[Start of Attachment]
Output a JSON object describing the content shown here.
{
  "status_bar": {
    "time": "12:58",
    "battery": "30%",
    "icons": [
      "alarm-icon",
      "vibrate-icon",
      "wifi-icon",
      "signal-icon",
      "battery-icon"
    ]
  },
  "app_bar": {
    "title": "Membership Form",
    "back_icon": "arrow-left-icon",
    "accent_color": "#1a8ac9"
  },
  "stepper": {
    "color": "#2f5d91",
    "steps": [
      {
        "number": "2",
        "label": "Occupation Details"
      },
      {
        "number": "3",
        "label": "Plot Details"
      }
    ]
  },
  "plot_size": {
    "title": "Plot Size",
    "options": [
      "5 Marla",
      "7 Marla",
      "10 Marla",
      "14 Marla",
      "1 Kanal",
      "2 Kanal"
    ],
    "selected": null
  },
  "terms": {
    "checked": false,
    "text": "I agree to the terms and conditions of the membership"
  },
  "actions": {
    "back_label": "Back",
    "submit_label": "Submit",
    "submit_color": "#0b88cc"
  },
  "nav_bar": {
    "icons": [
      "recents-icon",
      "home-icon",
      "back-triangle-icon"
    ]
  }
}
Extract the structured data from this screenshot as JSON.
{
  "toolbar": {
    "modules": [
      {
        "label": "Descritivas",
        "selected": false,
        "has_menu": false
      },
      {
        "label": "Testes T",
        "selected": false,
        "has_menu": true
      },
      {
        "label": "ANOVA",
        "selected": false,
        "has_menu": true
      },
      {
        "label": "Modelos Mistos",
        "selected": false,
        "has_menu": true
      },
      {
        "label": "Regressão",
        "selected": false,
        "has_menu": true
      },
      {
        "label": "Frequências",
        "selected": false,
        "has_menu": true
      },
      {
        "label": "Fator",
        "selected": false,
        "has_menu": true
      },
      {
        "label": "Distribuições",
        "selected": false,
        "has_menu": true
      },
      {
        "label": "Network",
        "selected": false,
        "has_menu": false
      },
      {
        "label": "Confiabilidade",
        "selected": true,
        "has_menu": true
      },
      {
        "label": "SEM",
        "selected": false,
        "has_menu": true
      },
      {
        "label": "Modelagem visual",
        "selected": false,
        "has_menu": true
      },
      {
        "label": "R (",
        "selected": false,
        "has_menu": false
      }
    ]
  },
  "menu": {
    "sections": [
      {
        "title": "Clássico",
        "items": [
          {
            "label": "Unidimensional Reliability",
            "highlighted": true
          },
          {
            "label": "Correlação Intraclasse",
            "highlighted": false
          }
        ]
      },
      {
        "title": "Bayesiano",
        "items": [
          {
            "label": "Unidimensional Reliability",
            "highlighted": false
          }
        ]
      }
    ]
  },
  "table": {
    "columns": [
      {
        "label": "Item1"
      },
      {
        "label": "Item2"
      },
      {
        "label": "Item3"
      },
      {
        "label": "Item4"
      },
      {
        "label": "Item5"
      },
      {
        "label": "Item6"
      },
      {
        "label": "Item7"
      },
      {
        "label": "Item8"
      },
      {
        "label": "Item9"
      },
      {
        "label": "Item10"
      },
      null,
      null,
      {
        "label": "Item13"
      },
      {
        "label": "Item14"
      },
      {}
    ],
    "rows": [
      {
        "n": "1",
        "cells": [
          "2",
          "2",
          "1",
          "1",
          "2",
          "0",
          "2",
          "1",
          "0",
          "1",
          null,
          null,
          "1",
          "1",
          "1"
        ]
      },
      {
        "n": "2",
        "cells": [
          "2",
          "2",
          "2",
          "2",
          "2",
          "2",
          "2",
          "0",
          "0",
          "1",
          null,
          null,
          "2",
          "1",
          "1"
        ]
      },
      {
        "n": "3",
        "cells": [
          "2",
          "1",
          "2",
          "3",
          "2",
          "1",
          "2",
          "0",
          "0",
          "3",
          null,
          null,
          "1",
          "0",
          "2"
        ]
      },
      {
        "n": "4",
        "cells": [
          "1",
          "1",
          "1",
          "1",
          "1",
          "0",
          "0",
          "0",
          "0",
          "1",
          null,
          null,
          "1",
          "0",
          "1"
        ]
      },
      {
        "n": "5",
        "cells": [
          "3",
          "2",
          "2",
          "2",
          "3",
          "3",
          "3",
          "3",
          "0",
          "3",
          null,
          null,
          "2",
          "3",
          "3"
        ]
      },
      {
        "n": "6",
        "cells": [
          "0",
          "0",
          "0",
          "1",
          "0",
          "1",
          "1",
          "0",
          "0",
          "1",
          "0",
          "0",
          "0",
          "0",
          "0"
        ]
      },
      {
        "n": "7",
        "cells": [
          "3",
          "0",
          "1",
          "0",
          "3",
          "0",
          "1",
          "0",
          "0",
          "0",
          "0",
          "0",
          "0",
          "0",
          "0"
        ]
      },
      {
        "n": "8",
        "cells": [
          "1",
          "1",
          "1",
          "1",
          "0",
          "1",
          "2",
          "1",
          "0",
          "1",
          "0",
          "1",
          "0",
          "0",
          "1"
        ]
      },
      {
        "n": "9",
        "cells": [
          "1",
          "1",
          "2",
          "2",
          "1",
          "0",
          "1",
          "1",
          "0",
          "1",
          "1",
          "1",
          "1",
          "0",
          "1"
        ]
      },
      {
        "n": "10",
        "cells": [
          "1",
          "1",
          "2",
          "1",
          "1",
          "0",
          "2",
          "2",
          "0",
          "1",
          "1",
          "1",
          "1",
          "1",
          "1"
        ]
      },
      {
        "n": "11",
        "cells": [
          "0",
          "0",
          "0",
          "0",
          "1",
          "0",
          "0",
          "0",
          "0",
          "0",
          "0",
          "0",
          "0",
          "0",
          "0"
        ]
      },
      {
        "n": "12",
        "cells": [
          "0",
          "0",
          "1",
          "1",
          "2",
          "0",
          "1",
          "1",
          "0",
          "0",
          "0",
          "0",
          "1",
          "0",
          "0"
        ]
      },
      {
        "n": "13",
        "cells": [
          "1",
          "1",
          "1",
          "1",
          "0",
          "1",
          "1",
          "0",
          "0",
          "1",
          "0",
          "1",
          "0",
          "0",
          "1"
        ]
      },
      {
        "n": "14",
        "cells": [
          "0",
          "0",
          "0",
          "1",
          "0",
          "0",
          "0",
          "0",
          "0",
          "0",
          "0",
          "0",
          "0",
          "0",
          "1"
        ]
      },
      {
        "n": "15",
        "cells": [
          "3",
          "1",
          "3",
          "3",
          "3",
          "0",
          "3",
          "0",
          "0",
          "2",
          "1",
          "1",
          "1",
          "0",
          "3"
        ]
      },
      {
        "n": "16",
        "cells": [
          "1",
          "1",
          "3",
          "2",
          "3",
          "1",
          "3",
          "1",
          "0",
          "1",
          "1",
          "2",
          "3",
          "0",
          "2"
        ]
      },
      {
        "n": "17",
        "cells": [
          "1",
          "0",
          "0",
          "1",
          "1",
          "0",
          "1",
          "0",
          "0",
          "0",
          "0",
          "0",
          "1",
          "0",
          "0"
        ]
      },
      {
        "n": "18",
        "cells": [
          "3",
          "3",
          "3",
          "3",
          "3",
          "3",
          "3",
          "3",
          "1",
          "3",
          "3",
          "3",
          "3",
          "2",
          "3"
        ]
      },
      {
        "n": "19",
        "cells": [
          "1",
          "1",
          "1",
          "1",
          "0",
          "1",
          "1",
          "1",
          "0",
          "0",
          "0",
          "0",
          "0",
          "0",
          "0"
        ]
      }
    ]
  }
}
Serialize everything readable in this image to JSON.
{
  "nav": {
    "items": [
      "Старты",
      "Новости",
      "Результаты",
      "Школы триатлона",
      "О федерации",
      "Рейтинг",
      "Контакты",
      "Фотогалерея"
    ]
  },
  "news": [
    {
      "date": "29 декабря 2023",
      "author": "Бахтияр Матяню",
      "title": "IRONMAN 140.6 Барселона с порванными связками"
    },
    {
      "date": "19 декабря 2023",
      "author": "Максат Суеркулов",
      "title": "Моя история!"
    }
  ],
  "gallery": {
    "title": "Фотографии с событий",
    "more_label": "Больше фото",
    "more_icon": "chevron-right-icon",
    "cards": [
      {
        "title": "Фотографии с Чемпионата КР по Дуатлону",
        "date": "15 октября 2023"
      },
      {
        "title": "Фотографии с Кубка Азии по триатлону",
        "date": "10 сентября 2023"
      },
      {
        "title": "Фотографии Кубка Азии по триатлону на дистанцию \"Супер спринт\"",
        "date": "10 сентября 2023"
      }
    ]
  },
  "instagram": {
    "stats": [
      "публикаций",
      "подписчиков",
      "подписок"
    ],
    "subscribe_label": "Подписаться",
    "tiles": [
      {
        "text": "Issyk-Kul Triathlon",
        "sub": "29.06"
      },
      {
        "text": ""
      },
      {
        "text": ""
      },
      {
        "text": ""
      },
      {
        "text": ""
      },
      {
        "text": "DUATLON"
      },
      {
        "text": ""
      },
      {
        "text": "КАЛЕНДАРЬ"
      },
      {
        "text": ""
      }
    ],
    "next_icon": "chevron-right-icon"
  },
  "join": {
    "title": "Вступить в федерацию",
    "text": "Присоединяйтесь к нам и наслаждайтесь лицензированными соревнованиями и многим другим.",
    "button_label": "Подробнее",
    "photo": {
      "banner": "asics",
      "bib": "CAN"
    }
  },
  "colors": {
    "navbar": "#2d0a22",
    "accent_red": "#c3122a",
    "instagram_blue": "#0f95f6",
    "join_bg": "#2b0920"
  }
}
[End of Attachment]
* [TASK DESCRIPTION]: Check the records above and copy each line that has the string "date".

* [EXERCISE RESULT]:
      "date": "29 декабря 2023",
      "date": "19 декабря 2023",
        "date": "15 октября 2023"
        "date": "10 сентября 2023"
        "date": "10 сентября 2023"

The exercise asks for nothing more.